One way to do it is to study the histories of people who’ve done great work. What were they thinking early on? What was the very first thing they did? It can sometimes be hard to get an accurate answer to this question, because people are often embarrassed by their earliest work and make little effort to publish it. (They too misjudge it.) But when you can get an accurate picture of the first steps someone made on the path to some great work, they’re often pretty feeble.[8]

Perhaps if you study enough such cases, you can teach yourself to be a better judge of early work. Then you’ll be immune both to other people’s skepticism and your own fear of making something lame. You’ll see early work for what it is.

The form these cases take varies depending on the field you’re examining. We know a lot about the early phases and evolution of some paintings. For example, Dora Maar photographed Guernica throughout its various stages.

Photos of Guernica's late stages. Source: Journal of Art in Society
Photos of Guernica’s late stages. Source: Journal of Art in Society

Other fields are less documented, perhaps because people are already busy enough making the thing. Also, if you’re unsure the endeavor will be worth it, what’s the worth of documenting its evolution?

Maar photographed Guernica when Picasso was already an established artist. Documenting the process would be valuable even if the painting went nowhere. It’s harder to make the case for documenting the process of a “crazy” project by an “unknown” creator.

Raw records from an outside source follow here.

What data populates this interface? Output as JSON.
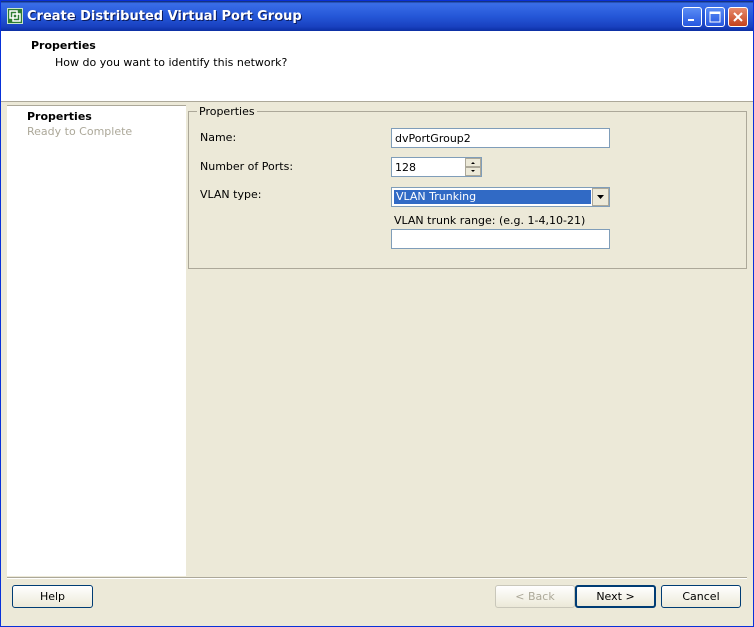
{
  "window": {
    "title": "Create Distributed Virtual Port Group"
  },
  "header": {
    "title": "Properties",
    "subtitle": "How do you want to identify this network?"
  },
  "steps": [
    {
      "label": "Properties",
      "state": "active"
    },
    {
      "label": "Ready to Complete",
      "state": "inactive"
    }
  ],
  "properties": {
    "legend": "Properties",
    "name_label": "Name:",
    "name_value": "dvPortGroup2",
    "ports_label": "Number of Ports:",
    "ports_value": "128",
    "vlan_label": "VLAN type:",
    "vlan_value": "VLAN Trunking",
    "trunk_label": "VLAN trunk range: (e.g. 1-4,10-21)",
    "trunk_value": ""
  },
  "buttons": {
    "help": "Help",
    "back": "< Back",
    "next": "Next >",
    "cancel": "Cancel"
  },
  "colors": {
    "titlebar": "#2557d8",
    "selection": "#316ac5",
    "dialog_bg": "#ece9d8"
  },
  "icons": {
    "app": "vmware-icon",
    "minimize": "minimize-icon",
    "maximize": "maximize-icon",
    "close": "close-icon",
    "dropdown": "chevron-down-icon"
  }
}
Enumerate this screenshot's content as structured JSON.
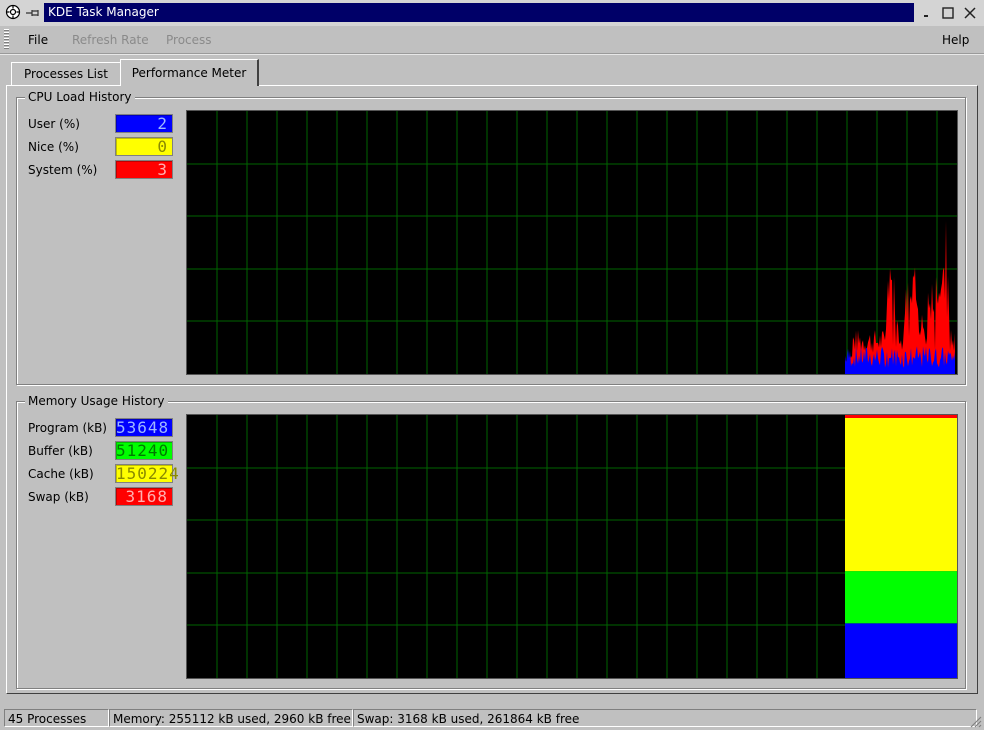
{
  "window": {
    "title": "KDE Task Manager",
    "icons": [
      "app-icon",
      "pin-icon",
      "minimize-icon",
      "maximize-icon",
      "close-icon"
    ]
  },
  "menu": {
    "file": "File",
    "refresh_rate": "Refresh Rate",
    "process": "Process",
    "help": "Help"
  },
  "tabs": {
    "processes": "Processes List",
    "performance": "Performance Meter",
    "active": "performance"
  },
  "cpu": {
    "title": "CPU Load History",
    "meters": [
      {
        "label": "User (%)",
        "value": "2",
        "color": "#0000ff"
      },
      {
        "label": "Nice (%)",
        "value": "0",
        "color": "#ffff00"
      },
      {
        "label": "System (%)",
        "value": "3",
        "color": "#ff0000"
      }
    ]
  },
  "memory": {
    "title": "Memory Usage History",
    "meters": [
      {
        "label": "Program (kB)",
        "value": "53648",
        "color": "#0000ff"
      },
      {
        "label": "Buffer (kB)",
        "value": "51240",
        "color": "#00ff00"
      },
      {
        "label": "Cache (kB)",
        "value": "150224",
        "color": "#ffff00"
      },
      {
        "label": "Swap (kB)",
        "value": "3168",
        "color": "#ff0000"
      }
    ]
  },
  "status": {
    "processes": "45 Processes",
    "memory": "Memory: 255112 kB used, 2960 kB free",
    "swap": "Swap: 3168 kB used, 261864 kB free"
  },
  "colors": {
    "title_bg": "#000068",
    "grid": "#006400",
    "plot_bg": "#000000"
  }
}
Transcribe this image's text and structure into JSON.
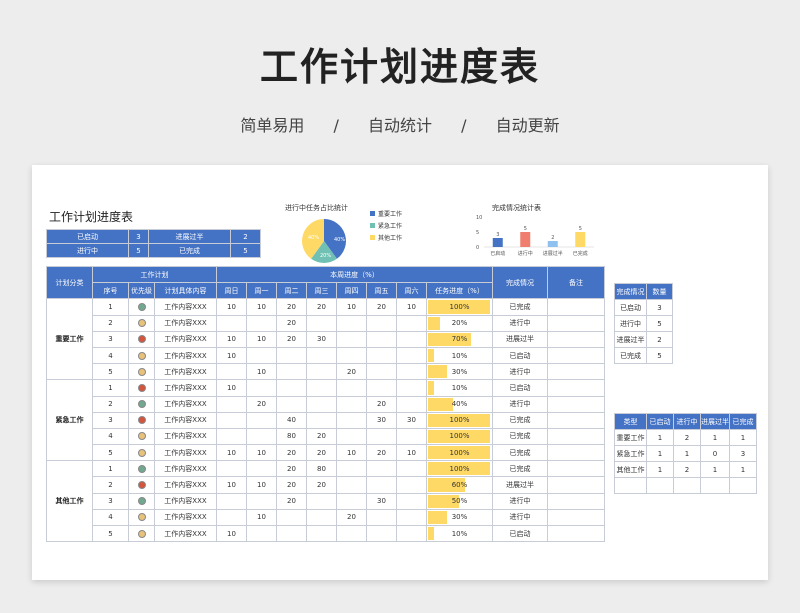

Still, documenting creative endeavors seems like an underserved area of literature. It would be wonderful to explore the (honest!) evolution of all sorts of things, from their first tottering steps to their current state. As suggested in the essay’s footnotes, doing so for even “trivial” projects seems more feasible now that we have pervasive means for capturing information.

Early Work

Worth Your Attention

  • “There is abundant evidence that we human beings have far greater ability and desire to overcome our divisions than we realize.” We Are Not Divided, a project that explores “the many ways we bridge our divides.”
  • “In software, good design is not intended to be gazed upon and admired and appreciated. It is most successful when it recedes in to the background.” From a short interview with Irene Au on what UX design is. (Via Kenny Chen’s UX Design Weekly newsletter.)
  • “UX needs to get its shit together because there are many products out there like Twitter and Facebook that have amplified the worst parts of society. If UX can’t solve those problems, we have no business doing UX.” From an interview with Dan Brown.
  • A list of UX clichés.
  • As Brian Eno has said, you can focus on the work or you can focus on the frame around the work. Focusing on the frame can be quite powerful.
  • Microsoft released its now Xbox gaming console. Alas, its name may be confusing some buyers, including me.
  • My students often want to know if they’re doing things the “right” way. Recently I thought of a good analog to teach the role of rules in creative work.
  • An interview with Marc Andreessen about how he keeps on top of things these days.
  • A new paper that proposes blending foresight and design for strategic decision-making.
  • A Twitter thread on lessons for software designers from Stewart Brand’s How Buildings Learn.

These links appeared previously in my newsletter, which comes out every other Sunday. Sign up here.

Worth Your Attention

These links appeared previously in my newsletter, which comes out every other Sunday. Sign up here.